Using a variety of statistical methods, including decision tree algorithms, self-organizing maps, and latent class analysis,
marketers can marry the responses with the physicians' demographic data and prescribing behaviors and identify the variables
that cause greatest differentiation. Out of dozens of variables, typically the top four or five variables as identified by
the segmentation technique determine the segment physicians will fall into. As one might expect, that segmentation differs
from product to product, depending on the characteristics of the therapeutic category and the drug in question.
During the analysis phase, executives profile and name the segments to begin building a predictive model. Some physicians
might fall into a segment described as "product innovator" and "rep friendly," others into "product conservative" and "rep
unfriendly." (See "A Closer Look," page 70.) Once the segments are defined, secondary information, such as prescribing behavior
data, managed care influences, and group practice membership help shape the predictive model that projects the segments all
doctors within the target market will fall into.
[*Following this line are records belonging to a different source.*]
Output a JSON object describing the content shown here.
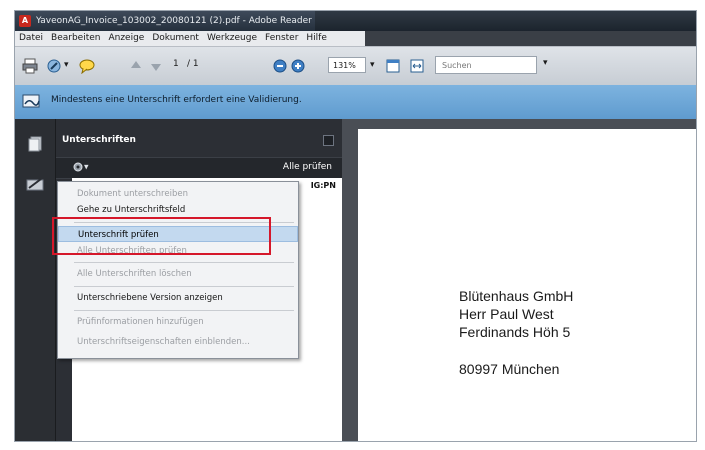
{
  "window": {
    "title": "YaveonAG_Invoice_103002_20080121 (2).pdf - Adobe Reader"
  },
  "menubar": {
    "items": [
      "Datei",
      "Bearbeiten",
      "Anzeige",
      "Dokument",
      "Werkzeuge",
      "Fenster",
      "Hilfe"
    ]
  },
  "toolbar": {
    "page_current": "1",
    "page_total": "/ 1",
    "zoom": "131%",
    "search_placeholder": "Suchen"
  },
  "infobar": {
    "message": "Mindestens eine Unterschrift erfordert eine Validierung."
  },
  "panel": {
    "title": "Unterschriften",
    "verify_all": "Alle prüfen",
    "signature_id": "IG:PN"
  },
  "dropdown": {
    "items": [
      {
        "label": "Dokument unterschreiben",
        "state": "disabled"
      },
      {
        "label": "Gehe zu Unterschriftsfeld",
        "state": "enabled"
      },
      {
        "label": "Unterschrift prüfen",
        "state": "highlight"
      },
      {
        "label": "Alle Unterschriften prüfen",
        "state": "disabled"
      },
      {
        "label": "Alle Unterschriften löschen",
        "state": "disabled"
      },
      {
        "label": "Unterschriebene Version anzeigen",
        "state": "enabled"
      },
      {
        "label": "Prüfinformationen hinzufügen",
        "state": "disabled"
      },
      {
        "label": "Unterschriftseigenschaften einblenden...",
        "state": "disabled"
      }
    ]
  },
  "document": {
    "address_lines": [
      "Blütenhaus GmbH",
      "Herr Paul West",
      "Ferdinands Höh 5",
      "80997 München"
    ]
  },
  "colors": {
    "info_bar": "#6fa7d8",
    "highlight_box": "#d5172a",
    "panel_bg": "#2c2f35"
  }
}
And once companies assign physicians to segments, they can automatically
deduce their psychographics and attitudes because the segments were initially developed with primary, representative research
on those variables.
Analysis is Not Enough
Definition and analsis of segments, and the ability to project psychographics and attitudes, are meaningless unless they are
used to transform a pharma company's marketing and sales processes.
In the application phase, the internal stakeholders agree on the marketing messages, as well as the sales and media mixes
for each physician segment. To develop marketing strategies, the team revisits the responses to survey questions that helped
determine physician segments in the first place. For example, do physicians in a particular segment find sales reps useful
in keeping them informed of the latest treatments? In prescribing new therapies, do doctors base their decisions on who the
manufacturer is? Does a particular segment enjoy socializing with, and is it influenced by, leaders in its field? The survey
also produces significant information regarding how, in doctors' minds, the product is competitively positioned within the
market, based on critical attributes such as efficacy, tolerability, and side effects.
Factoring in all such data, pharma executives can develop marketing and sales approaches for each segment. During that process,
marketers need to take a hard look at all current promotional materials. Some may still be usable, while new collateral material
may need to be created. Marketers may even determine that sales reps shouldn't visit some segments, even those that contain
high prescribers, if they are unreceptive to detailing or if the possibility of those physicians prescribing the company's
drug is very low. As an alternative to an in-person detail, companies may find that using direct mail or e-detailing is more
productive and cost-efficient for those groups.
For segments that sales reps should concentrate on, the promotional plan will indicate
- detail frequency
- messages to support the product and messages to counter physicians' objections
- what materials to exclude
- what other promotional tools-such as e-letters, thought leadership and peer influence programs, and programs for fellows/clinical
liaison and medical information scientists, should supplement the detail.
"The result of the segmentation process can't be academic," says UCB Pharma's Banet. "If you use the word 'psychographic'
with a sales rep, he or she will immediately tune you out. They want to know how to be more effective. Is this physician interested
in clinical data? Is he or she influenced by peers?
"The final product must have real-world implications for interacting with doctors. When a rep identifies a doctor as a 'segment
number six,' that rep should immediately be able to paint a picture of what that doctor's characteristics and needs are and
be able to customize their message accordingly. At the end of the day, we need something that's not only strategic, but tactical
Piloting Pays Off
Before completely rolling out such a program, companies should implement a pilot involving a small percentage of the sales
staff. It's important to ensure that participating reps are appropriately compensated, no matter how the effort turns out.
To make the assessment valid, executives must carefully choose test and control territories. Companies that quantify the effectiveness
of the integrated segmentation approach by tracking and measuring results help gain assurance that it works before the full
roll-out. In addition, assuming the results are positive, the rest of the sales force subsequently will be more willing to
adopt the concept when companies implement it companywide.
To further strengthen sales rep buy-in, marketers should share how they developed the segments and administer exercises that
engage reps in the process. Role playing, in which reps interact with mock physicians, can also teach reps how to best employ
the recommended strategies and counter physician arguments against product positioning. No predictive model is 100 percent
accurate. However, integrated segmentation can predict the correct segment for any given doctor with 75 80 percent accuracy.
For the rest, sales reps are armed with one or two questions to ask physicians or their staff that will tease out the appropriate
segment membership. The response to "How concerned are you about managing your patients' pain?," for example, can confirm
whether a doctor has been accurately placed in a segment or whether he or she should be moved into an adjacent one.
Finally, no pharma company using an integrated segmentation approach can afford to be satisfied with a single study at one
point in time. Doctors and markets are constantly evolving. Marketers should review segments and the physicians within them
annually or after every major new development.